▶ PROBLEM DETAILS: Your answer is one number: the count of lines below that hold the word "description".
Top of RECORDS SUPPLIED
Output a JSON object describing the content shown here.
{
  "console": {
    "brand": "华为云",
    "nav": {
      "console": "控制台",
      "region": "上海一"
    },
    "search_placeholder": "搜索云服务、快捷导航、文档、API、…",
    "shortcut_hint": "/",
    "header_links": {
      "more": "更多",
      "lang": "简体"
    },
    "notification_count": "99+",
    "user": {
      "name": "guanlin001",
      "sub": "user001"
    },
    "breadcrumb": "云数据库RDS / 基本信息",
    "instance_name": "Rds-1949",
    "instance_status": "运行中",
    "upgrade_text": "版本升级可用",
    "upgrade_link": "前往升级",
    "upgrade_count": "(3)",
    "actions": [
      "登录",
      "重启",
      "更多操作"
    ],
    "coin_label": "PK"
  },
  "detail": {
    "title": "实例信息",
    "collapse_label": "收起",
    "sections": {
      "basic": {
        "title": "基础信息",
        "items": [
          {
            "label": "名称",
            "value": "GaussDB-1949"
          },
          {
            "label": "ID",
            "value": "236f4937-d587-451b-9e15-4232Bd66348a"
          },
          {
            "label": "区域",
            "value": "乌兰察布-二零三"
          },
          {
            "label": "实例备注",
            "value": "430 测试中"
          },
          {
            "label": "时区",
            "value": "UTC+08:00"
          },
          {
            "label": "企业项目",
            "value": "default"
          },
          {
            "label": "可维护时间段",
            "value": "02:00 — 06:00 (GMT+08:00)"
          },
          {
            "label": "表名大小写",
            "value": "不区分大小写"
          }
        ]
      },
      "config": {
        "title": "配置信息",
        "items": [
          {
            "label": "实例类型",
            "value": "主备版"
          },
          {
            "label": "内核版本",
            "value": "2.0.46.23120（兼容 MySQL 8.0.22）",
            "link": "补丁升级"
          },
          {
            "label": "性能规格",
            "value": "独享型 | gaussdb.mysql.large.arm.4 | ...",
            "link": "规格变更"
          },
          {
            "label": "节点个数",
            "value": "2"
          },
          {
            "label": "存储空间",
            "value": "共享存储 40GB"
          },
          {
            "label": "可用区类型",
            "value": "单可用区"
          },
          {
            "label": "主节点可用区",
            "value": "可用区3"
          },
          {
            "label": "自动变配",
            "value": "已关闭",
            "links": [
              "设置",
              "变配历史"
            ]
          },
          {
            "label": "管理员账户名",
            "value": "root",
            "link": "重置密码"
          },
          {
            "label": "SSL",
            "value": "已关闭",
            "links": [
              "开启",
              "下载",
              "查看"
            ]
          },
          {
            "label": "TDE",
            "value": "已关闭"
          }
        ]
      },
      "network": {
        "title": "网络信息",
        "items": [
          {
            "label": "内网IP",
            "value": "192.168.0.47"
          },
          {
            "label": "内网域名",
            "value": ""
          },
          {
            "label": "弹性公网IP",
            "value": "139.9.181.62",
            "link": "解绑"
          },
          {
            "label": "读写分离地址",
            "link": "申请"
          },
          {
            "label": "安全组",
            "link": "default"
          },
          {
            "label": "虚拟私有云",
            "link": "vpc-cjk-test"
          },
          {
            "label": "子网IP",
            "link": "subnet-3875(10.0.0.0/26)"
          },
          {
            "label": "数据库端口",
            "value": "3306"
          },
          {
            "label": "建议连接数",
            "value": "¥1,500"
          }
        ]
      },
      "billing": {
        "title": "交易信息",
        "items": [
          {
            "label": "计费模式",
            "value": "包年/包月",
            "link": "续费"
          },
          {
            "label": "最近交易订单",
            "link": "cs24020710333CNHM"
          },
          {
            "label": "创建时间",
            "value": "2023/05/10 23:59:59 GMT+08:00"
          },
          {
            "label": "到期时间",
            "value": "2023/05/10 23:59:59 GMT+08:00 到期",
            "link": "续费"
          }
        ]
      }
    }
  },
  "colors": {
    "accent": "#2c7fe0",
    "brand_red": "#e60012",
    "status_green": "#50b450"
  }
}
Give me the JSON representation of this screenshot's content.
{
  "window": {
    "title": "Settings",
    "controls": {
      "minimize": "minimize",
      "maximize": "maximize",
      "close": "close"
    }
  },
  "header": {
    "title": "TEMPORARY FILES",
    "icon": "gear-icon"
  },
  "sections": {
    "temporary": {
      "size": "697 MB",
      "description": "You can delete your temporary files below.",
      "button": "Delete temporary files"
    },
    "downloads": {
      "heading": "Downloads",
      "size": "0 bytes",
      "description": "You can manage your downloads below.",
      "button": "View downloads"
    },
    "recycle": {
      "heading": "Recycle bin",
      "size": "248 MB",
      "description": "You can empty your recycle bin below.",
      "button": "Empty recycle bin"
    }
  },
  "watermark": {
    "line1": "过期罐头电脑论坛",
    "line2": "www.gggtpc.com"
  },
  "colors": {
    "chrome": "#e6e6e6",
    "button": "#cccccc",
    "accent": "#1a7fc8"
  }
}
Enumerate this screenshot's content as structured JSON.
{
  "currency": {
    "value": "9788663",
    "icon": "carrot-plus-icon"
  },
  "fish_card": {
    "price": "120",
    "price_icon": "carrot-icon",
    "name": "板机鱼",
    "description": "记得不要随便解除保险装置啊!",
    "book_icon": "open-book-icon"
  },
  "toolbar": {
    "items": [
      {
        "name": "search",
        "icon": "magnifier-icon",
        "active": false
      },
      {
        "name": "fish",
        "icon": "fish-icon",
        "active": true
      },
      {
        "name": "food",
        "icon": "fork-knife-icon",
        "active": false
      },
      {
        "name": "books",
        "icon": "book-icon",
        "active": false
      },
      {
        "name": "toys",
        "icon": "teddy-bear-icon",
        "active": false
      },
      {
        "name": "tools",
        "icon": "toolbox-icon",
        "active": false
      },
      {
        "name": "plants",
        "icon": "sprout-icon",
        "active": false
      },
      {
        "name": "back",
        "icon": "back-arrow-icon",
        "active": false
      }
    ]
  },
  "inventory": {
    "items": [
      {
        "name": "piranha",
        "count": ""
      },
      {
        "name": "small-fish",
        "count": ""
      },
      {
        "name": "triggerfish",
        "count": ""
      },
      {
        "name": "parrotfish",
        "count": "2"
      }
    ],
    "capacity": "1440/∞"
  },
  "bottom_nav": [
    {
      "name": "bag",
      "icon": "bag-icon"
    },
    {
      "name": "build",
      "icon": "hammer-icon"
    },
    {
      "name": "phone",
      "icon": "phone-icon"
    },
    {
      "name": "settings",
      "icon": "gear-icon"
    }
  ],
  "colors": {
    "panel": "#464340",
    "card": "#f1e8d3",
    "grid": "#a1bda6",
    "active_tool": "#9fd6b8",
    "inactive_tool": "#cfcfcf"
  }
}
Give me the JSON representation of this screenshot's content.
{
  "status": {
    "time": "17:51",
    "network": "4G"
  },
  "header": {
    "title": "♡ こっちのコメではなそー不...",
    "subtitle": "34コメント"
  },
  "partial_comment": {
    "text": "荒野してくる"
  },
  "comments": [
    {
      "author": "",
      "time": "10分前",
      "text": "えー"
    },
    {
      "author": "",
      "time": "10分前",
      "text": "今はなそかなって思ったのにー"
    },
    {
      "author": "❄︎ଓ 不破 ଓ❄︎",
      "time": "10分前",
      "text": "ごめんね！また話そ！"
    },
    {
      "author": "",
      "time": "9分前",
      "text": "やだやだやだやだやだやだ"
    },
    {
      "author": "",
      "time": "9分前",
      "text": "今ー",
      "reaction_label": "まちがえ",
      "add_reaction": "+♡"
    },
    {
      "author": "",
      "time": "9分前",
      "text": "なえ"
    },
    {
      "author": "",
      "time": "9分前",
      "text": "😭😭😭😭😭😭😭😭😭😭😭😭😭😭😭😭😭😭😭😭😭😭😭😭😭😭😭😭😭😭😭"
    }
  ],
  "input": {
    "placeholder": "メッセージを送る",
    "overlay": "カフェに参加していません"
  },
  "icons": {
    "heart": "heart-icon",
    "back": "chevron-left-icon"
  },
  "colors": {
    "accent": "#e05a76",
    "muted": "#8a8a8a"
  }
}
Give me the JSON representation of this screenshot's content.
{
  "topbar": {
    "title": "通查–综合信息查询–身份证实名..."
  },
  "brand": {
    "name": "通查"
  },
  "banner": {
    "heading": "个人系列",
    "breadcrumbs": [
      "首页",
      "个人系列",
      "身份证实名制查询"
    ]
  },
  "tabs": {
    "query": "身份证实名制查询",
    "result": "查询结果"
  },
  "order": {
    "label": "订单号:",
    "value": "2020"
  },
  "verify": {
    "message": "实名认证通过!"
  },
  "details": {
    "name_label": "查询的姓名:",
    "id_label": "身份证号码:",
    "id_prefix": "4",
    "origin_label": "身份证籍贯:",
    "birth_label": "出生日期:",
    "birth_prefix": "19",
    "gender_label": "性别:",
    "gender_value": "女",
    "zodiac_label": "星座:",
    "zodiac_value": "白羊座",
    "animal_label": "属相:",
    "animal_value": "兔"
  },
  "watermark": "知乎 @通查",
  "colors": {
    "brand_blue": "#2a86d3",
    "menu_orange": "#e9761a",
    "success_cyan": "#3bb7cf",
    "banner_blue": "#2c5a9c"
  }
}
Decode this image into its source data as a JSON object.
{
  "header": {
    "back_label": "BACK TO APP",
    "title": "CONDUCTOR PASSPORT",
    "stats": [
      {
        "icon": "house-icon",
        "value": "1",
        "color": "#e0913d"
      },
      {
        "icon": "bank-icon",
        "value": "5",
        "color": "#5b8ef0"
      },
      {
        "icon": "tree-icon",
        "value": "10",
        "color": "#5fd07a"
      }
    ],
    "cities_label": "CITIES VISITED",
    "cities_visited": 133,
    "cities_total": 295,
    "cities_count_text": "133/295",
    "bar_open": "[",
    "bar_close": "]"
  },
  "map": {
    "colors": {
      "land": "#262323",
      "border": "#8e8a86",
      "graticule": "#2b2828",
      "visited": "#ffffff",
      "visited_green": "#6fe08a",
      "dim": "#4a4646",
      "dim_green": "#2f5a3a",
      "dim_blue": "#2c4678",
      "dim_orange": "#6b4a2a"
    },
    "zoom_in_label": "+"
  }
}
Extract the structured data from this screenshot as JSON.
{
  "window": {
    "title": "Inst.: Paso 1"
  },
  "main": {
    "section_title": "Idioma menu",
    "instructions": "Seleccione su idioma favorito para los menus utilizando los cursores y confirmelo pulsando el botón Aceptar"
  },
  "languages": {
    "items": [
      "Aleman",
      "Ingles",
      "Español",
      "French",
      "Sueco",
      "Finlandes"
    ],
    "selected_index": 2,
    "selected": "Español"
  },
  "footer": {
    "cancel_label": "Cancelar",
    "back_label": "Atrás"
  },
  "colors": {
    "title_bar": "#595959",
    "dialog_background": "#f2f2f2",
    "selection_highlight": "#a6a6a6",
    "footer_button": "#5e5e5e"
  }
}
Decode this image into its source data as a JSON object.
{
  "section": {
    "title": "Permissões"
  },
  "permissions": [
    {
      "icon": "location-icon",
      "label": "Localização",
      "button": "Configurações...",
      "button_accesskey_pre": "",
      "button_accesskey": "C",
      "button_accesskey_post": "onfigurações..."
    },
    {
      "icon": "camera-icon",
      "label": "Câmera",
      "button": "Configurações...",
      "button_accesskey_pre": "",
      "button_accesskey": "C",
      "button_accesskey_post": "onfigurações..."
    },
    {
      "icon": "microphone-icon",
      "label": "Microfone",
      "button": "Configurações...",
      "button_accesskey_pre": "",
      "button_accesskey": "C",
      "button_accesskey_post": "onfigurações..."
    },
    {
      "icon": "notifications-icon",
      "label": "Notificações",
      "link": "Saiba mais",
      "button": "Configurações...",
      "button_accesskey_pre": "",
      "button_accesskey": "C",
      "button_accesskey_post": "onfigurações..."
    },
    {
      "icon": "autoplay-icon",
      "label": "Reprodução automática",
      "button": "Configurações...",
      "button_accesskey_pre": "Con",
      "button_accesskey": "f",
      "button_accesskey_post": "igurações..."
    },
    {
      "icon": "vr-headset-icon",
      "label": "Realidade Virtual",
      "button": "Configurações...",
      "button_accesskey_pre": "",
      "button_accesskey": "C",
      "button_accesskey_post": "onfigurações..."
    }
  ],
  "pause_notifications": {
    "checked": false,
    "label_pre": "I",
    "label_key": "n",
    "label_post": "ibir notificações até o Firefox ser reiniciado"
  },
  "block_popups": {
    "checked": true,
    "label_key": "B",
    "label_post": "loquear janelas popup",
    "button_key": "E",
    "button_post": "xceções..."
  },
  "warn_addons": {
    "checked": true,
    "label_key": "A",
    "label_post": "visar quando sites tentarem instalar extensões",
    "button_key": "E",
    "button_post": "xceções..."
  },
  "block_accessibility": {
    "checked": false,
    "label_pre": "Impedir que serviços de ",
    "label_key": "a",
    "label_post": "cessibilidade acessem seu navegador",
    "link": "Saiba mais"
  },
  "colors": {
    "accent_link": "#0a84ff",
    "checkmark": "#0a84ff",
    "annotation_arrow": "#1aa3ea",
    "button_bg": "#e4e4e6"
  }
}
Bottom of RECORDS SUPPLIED
▶ RESPONSE: 4